From there, you can compile theories about what you think the business is doing right and wrong so that you can prove or disprove them based on the data.
Find the right questions
The questions you make are key to achieving the answers you want. It isn’t just about what you ask, but how you do it.
There are different kinds of questionnaires that evoke distinct feelings and can even lead to conflicting answers. But this is crucial to understand your audience feelings about the brand.
Here are some of these types.
Maybe the most used in a customer satisfaction survey, rating scale questions try to bring some subjectivity to your data.
Grading answers is a good way to give more flexibility to the surveyee to express their feelings.
An example would be: “On a scale from 1 to 10, how likely are you to buy another product in this store?”.
Semantic differential questions
This kind of question is very similar to a rating scale, but it uses semantics instead of numbers.
You’ve probably seen some of those already. Here’s an example:
How satisfied are you with our product?
- Completely satisfied.
- Somewhat satisfied.
- Not that satisfied.
- Not at all satisfied.
It is important to keep the sentence structure and the words similar from choice to choice, so you don’t lead an answer.
When the customer is limited to choosing among pre-determined answers.
An example could be:
How was your experience browsing through our store?
- I found what I wanted and purchased it quickly.
- I found what I wanted quickly, but had problems with purchasing.
- I had problems finding what I want, but the purchase process was easy.
- I had trouble with both finding a product and purchasing it.
As you can see, multiple-choice is better for you when you already have determined scenarios and want to test them.
Binary questions are usually more direct so that you can trade complexity for volume.
They are basically “Yes” or “No” questions.
What you can do here is to populate the questionnaire with similar but different enunciations. This can help you eliminate biases and give more trustworthy data.
At last, it is great to have some real opinions about the company and its products.
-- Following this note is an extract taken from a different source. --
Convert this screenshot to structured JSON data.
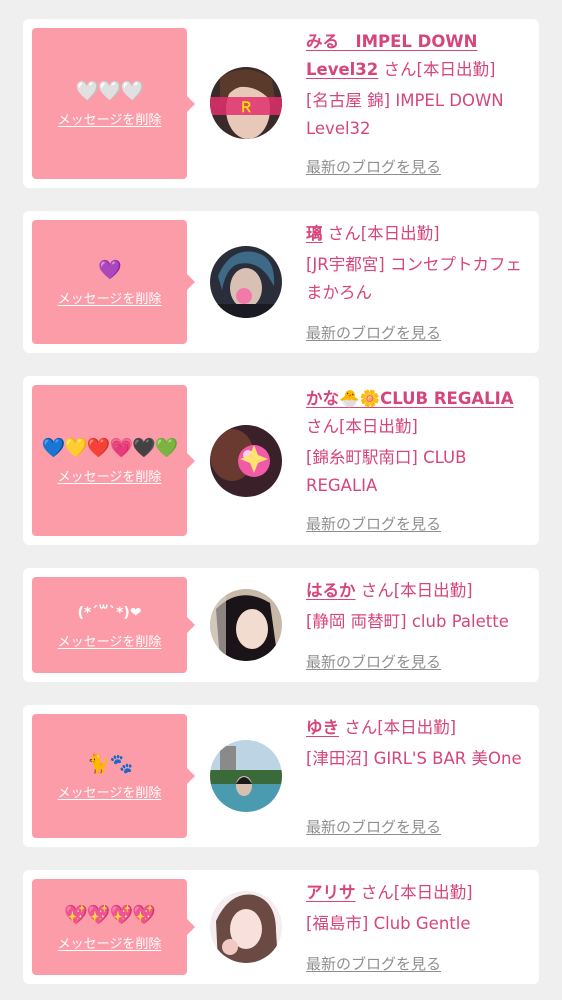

Open-ended questions are those you give the surveyee freedom to say what they want with words.
But remember: never make this type of question obligatory as it demands way more engagement.
It is also better to reserve it for your loyal base and treat it as a way of them to participate in the brand’s development.
Making the right questions is the hardest part, but it doesn’t matter if you can’t reach your audience and gather answers.
There are many services online where you can make interactive content and distribute surveys the right way.
Automation is key for having a good amount of data.
Reward who answers
Here is a tricky part of surveys: people sometimes are just not motivated enough to take part in them. When that happens, you will have to find the right arguments.
Discount coupons, rich educative materials, and even prizes are ways of populating your survey.
It has to be something that your public values enough to make that effort for you.
Turn answers into action
This one seems obvious, but a lot of companies do great surveys and don’t know what to do with them. That is why having a well-established goal matters.
When data comes in, you have to go back to your theories in the planning phase and analyzing which were right and need action. Them you study answers and find the roots of the problems you want to solve.
A customer satisfaction survey is a constant battle for improving quality and efficiency. It is about understanding your audience’s expectations and working to surpass them.
Who knows that importance and how to do it is always ahead of the competition.
Do you want to know more about how you can satisfy your customer? Then check this special post about CS as a part of product delivery!